Galaxy director David Martinez said despite the recent drought of Sing Song titles, they hope to continue the tradition of being the winningest men’s club by changing their attitude and setting higher standards for themselves this year.
“I think we’ll stand out because we made an act everyone can relate to,” said Martinez, sophomore kinesiology and biblical studies major from Houston. “There’ll be a lot of parents in the audience, and I think when they hear us they’ll be able to pick out little jokes and reflections of personal experience that can be meaningful and humorous. We set out to make an act for the people and we had a blast doing it.”
Downstage co-chair Alyssa Timmons said the key to a great Sing Song act is usually found in the leaders of the act.
“If an act has great, creative leaders that people will respect, there’s potential to have a killer act,” said Timmons, senior marketing and management major from Lubbock. “Of course the vocals, appearance and other things are what is tied into the physical aspect of winning, but it’s ultimately who leads the group that can bring them to victory.”
Timmons has already seen all the acts, including both Galaxy and GSP, and said all the men’s clubs have stepped it up this year and will make for a a great, competitive show.
“A victory is by no means guaranteed to us,” Farrell said. “We’re facing some of our toughest competition in recent years. However, winning has never been my top priority. From the start I’ve told my guys that I’m not asking for them to give me the best. I am asking for their best. There’s a huge difference. When we become so focused on winning, we lose sight of our mission.”
Farrell is no stranger to the job of Sing Song director””he directed the freshman act three years ago, but directing a men’s club is very different because there are a lot of members and alumni who expect a win from GSP, he said.
“The biggest challenge for me is to maintain balance,” Farrell said. “Balance between Sing Song and the rest of my life, between competition and fun and between being a friend and a leader. It’s doable, but by no means easy.”
Farrell also added he can’t wait until Sing Song is over so he can nap for 6-8 days straight.

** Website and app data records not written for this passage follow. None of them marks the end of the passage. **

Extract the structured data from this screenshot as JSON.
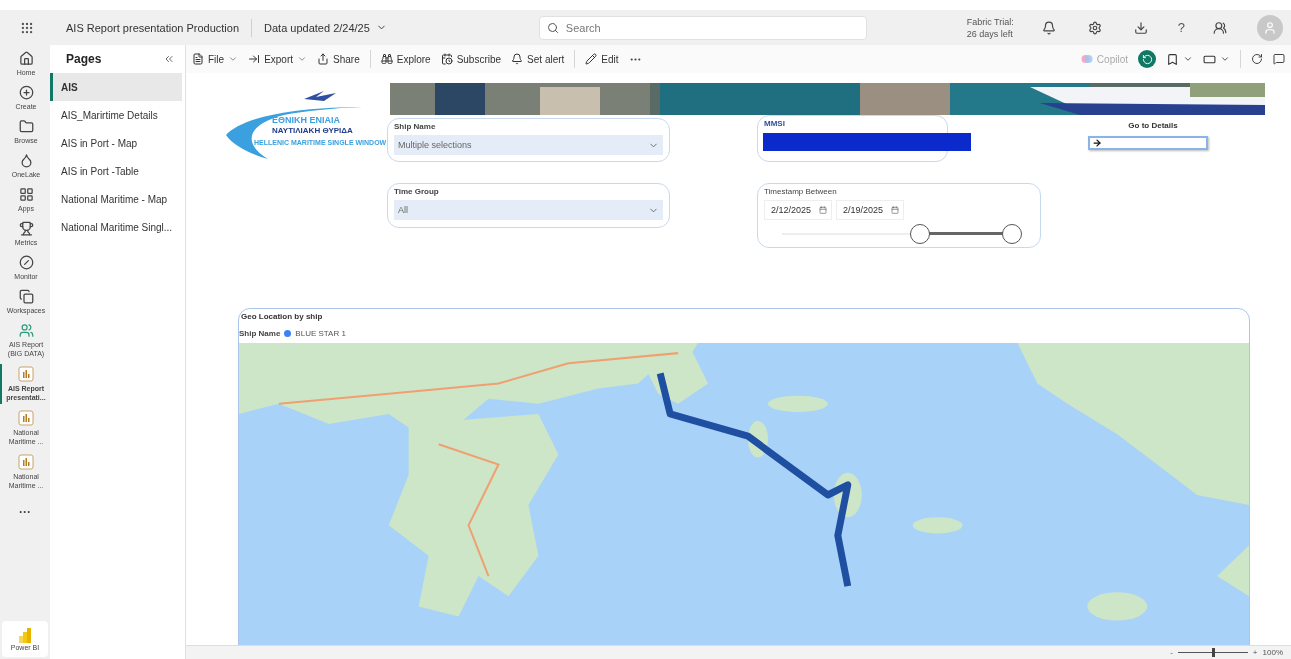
{
  "header": {
    "title": "AIS Report presentation Production",
    "data_updated": "Data updated 2/24/25",
    "search_placeholder": "Search",
    "trial": [
      "Fabric Trial:",
      "26 days left"
    ],
    "help": "?"
  },
  "nav": [
    {
      "label": "Home",
      "selected": false
    },
    {
      "label": "Create",
      "selected": false
    },
    {
      "label": "Browse",
      "selected": false
    },
    {
      "label": "OneLake",
      "selected": false
    },
    {
      "label": "Apps",
      "selected": false
    },
    {
      "label": "Metrics",
      "selected": false
    },
    {
      "label": "Monitor",
      "selected": false
    },
    {
      "label": "Workspaces",
      "selected": false
    },
    {
      "label": "AIS Report (BIG DATA)",
      "selected": false
    },
    {
      "label": "AIS Report presentati...",
      "selected": true
    },
    {
      "label": "National Maritime ...",
      "selected": false
    },
    {
      "label": "National Maritime ...",
      "selected": false
    }
  ],
  "nav_more": "···",
  "brand": "Power BI",
  "pages_pane": {
    "title": "Pages",
    "items": [
      {
        "label": "AIS",
        "selected": true
      },
      {
        "label": "AIS_Marirtime Details",
        "selected": false
      },
      {
        "label": "AIS in Port - Map",
        "selected": false
      },
      {
        "label": "AIS in Port -Table",
        "selected": false
      },
      {
        "label": "National Maritime - Map",
        "selected": false
      },
      {
        "label": "National Maritime Singl...",
        "selected": false
      }
    ]
  },
  "toolbar": {
    "items": [
      {
        "label": "File",
        "dropdown": true
      },
      {
        "label": "Export",
        "dropdown": true
      },
      {
        "label": "Share",
        "dropdown": false
      },
      {
        "label": "Explore",
        "dropdown": false
      },
      {
        "label": "Subscribe",
        "dropdown": false
      },
      {
        "label": "Set alert",
        "dropdown": false
      },
      {
        "label": "Edit",
        "dropdown": false
      }
    ],
    "copilot": {
      "label": "Copilot",
      "disabled": true
    }
  },
  "report": {
    "logo": {
      "line_1": "ΕΘΝΙΚΗ ΕΝΙΑΙΑ",
      "line_2": "ΝΑΥΤΙΛΙΑΚΗ ΘΥΡΙΔΑ",
      "line_3": "HELLENIC MARITIME SINGLE WINDOW"
    },
    "ship_name": {
      "label": "Ship Name",
      "value": "Multiple selections"
    },
    "mmsi": {
      "label": "MMSI"
    },
    "go_to_details": {
      "label": "Go to Details"
    },
    "time_group": {
      "label": "Time Group",
      "value": "All"
    },
    "timestamp": {
      "label": "Timestamp Between",
      "start": "2/12/2025",
      "end": "2/19/2025",
      "thumbs": [
        {
          "level": 0.6
        },
        {
          "level": 1
        }
      ]
    },
    "map": {
      "title": "Geo Location by ship",
      "legend_title": "Ship Name",
      "legend": [
        {
          "label": "BLUE STAR 1",
          "color": "#3b82f6"
        }
      ]
    }
  },
  "status_bar": {
    "zoom_out": "-",
    "zoom_in": "+",
    "zoom": "100%",
    "level": 0.5
  }
}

“I just keep my mind focused on my goals and do what I need to get done. Win or lose, I’ll be proud of our act and proud to have directed the men of Gamma Sigma Phi.”